Q: What are the main challenges standing in the way of private 5G networks adoption?


RW

  • Telco skillset – not yet fully ‘tuned in’ to the industrial use case environment, the specific needs of enterprises/verticals, and how they should position 5G connectivity aligned with automation, analytics, AI, edge computing, data security services. To be fair to telcos, this is a steep learning curve and not necessarily their traditional core competencies so it will take time to evolve. I expect to see telcos increasingly hire software programmers (as opposed to network engineers) to help boost these skill sets.
  • Immaturity of offerings/partnerships – network and cloud infrastructure equipment and products are ready from a technology perspective but the commercial proposition, business/cost model, pricing of services and so on, are all still evolving.
  • Lack of vertical-specific knowledge amongst telcos, cloud providers, network equipment vendors.
  • Lack of dedicated 5G spectrum allocated specifically for private networks.

SK The key challenges enterprises face when deploying IoT (or any new technology for that matter) are integration with legacy technology, privacy and security, and cost. Integration is key, as in reality only a minority of 5G private networks will be greenfield; most will have to integrate and interoperate with existing (legacy) technologies. Private 5G networks also come with a higher degree of complexity as they have a larger attack surface because of IoT exposure, the physical mobility of devices and interplay between enterprises, mobile operators, manufacturers, IT/OT vendors and suppliers. However, having a clear business outcome in mind and the right partners in place will help overcome these challenges.

LG Main challenges for enterprise private 5G comes from two different sources.

Firstly, the technology and device ecosystem needs to mature. Industrial capabilities like the provision of URLLC or TSN requires hardware that is compatible with 3GPP’s Release 16. Even though Release 16 was standardised more than a year ago, there are still no compatible chipsets available. The chipset manufacturers, as well as infrastructure vendors, need to create a strong and health device ecosystem.

This in turn gives rise to a second, more future-related business aspect: the growing impatience of implementing. After all, enterprises are still waiting for the 5G-enabled capabilities that were promised to them more than two years ago. This disappointment makes them consider non-cellular technology alternatives. Operators must therefore understand that the window of opportunity is closing for CSPs to gain traction in the enterprise 5G world.
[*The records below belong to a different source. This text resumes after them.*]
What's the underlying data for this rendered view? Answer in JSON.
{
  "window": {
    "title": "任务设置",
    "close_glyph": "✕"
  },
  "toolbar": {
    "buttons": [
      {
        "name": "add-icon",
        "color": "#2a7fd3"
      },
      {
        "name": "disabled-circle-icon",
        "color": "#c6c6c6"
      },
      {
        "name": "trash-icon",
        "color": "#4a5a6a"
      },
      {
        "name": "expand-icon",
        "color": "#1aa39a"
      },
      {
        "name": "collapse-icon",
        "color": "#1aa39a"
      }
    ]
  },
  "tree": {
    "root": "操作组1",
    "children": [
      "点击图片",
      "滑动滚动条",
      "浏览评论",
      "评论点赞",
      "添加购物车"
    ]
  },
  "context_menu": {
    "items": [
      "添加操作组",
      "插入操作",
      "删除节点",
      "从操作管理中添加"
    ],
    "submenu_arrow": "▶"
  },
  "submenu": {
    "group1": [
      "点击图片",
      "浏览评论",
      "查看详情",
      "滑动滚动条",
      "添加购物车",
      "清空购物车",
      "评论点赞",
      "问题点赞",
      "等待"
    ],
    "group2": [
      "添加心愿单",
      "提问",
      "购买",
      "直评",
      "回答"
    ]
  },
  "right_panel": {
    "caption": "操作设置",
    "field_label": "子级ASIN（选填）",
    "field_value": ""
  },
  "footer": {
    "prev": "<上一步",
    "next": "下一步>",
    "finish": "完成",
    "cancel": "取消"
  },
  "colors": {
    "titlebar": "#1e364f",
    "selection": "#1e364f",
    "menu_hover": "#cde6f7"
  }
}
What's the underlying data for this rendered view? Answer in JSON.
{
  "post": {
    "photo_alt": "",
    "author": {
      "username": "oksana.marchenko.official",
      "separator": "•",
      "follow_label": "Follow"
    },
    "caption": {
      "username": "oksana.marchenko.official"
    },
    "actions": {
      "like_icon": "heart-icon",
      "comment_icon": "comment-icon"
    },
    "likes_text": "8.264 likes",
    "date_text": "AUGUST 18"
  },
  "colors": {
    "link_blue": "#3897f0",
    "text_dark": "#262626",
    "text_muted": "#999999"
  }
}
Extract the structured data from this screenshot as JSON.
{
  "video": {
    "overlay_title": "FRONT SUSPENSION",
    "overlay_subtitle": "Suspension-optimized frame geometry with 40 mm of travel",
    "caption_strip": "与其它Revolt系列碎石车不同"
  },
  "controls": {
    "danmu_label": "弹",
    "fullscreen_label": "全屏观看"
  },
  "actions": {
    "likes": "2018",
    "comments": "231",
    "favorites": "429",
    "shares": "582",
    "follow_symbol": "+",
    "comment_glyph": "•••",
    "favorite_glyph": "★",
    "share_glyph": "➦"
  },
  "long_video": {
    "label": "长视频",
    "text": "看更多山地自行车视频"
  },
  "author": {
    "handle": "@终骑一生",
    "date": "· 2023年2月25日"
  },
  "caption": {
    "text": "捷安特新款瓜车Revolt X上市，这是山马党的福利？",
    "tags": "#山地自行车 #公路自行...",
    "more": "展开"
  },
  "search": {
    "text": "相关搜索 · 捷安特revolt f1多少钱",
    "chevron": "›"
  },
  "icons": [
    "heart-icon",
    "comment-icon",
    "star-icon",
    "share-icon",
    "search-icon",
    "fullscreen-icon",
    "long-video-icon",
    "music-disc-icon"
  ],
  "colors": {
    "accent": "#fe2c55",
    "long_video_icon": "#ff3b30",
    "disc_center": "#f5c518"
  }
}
KR There are several factors that can inhibit the growth of the market for private networks. Access to spectrum, for example, is particularly important to the deployment of private networks that operate on 5G networks. However, the acquisition of spectrum will be too complicated or unwieldy for many enterprises. Operators, system integrators and network equipment producers are often best positioned to help customers with this process.

The sheer complexity of the effort is another as the convergence of network, IT architecture and services-based operations will drive changes in IT stacks, processes and people which may be ambitious for enterprises. Also, enterprises may not be able to hire the people who can keep pace with the rapid advancement and adoption of new technologies.